*** Data for the task ***

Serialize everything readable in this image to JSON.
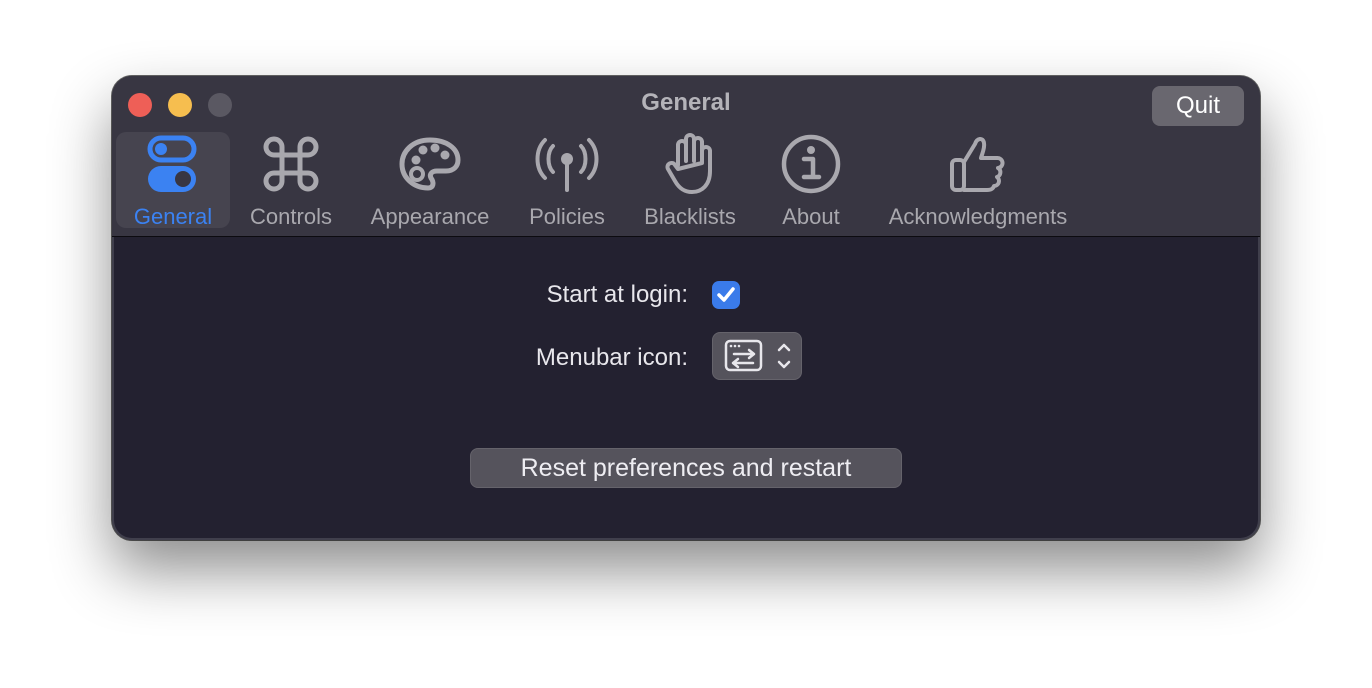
{
  "window": {
    "title": "General",
    "quit_label": "Quit"
  },
  "toolbar": {
    "items": [
      {
        "label": "General",
        "icon": "toggles-icon",
        "selected": true
      },
      {
        "label": "Controls",
        "icon": "command-icon",
        "selected": false
      },
      {
        "label": "Appearance",
        "icon": "palette-icon",
        "selected": false
      },
      {
        "label": "Policies",
        "icon": "antenna-icon",
        "selected": false
      },
      {
        "label": "Blacklists",
        "icon": "hand-icon",
        "selected": false
      },
      {
        "label": "About",
        "icon": "info-icon",
        "selected": false
      },
      {
        "label": "Acknowledgments",
        "icon": "thumbs-up-icon",
        "selected": false
      }
    ]
  },
  "general": {
    "start_at_login_label": "Start at login:",
    "start_at_login_checked": true,
    "menubar_icon_label": "Menubar icon:",
    "menubar_icon_selected": "switch-windows-icon",
    "reset_label": "Reset preferences and restart"
  },
  "colors": {
    "accent": "#3b82f2",
    "window_bg": "#232130",
    "titlebar_bg": "#383642"
  }
}
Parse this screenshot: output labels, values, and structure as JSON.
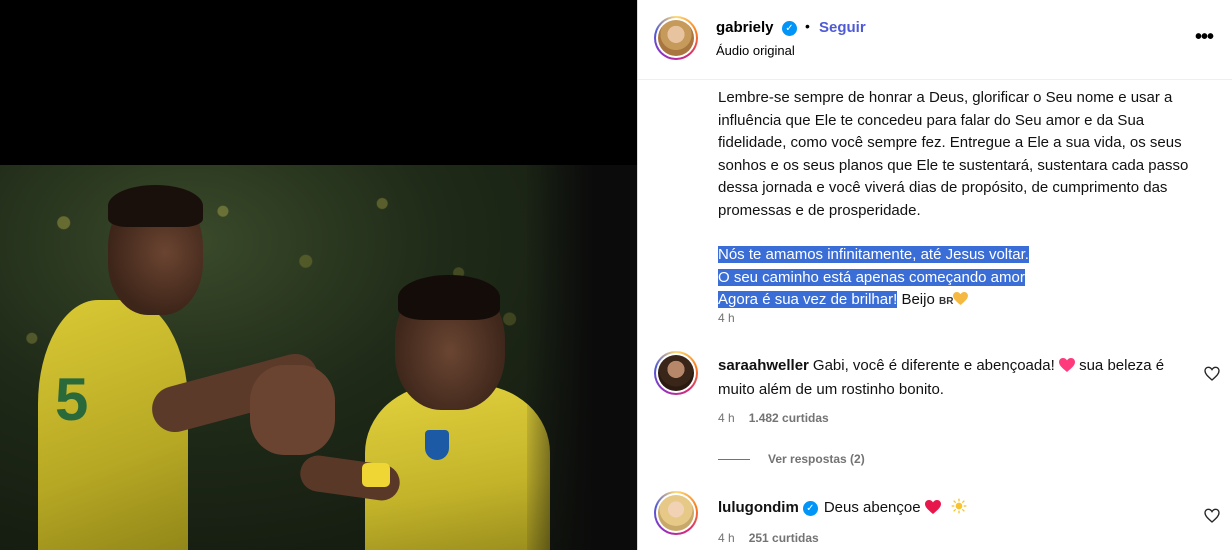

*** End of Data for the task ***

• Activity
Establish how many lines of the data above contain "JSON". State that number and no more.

• Answer to the exercise
2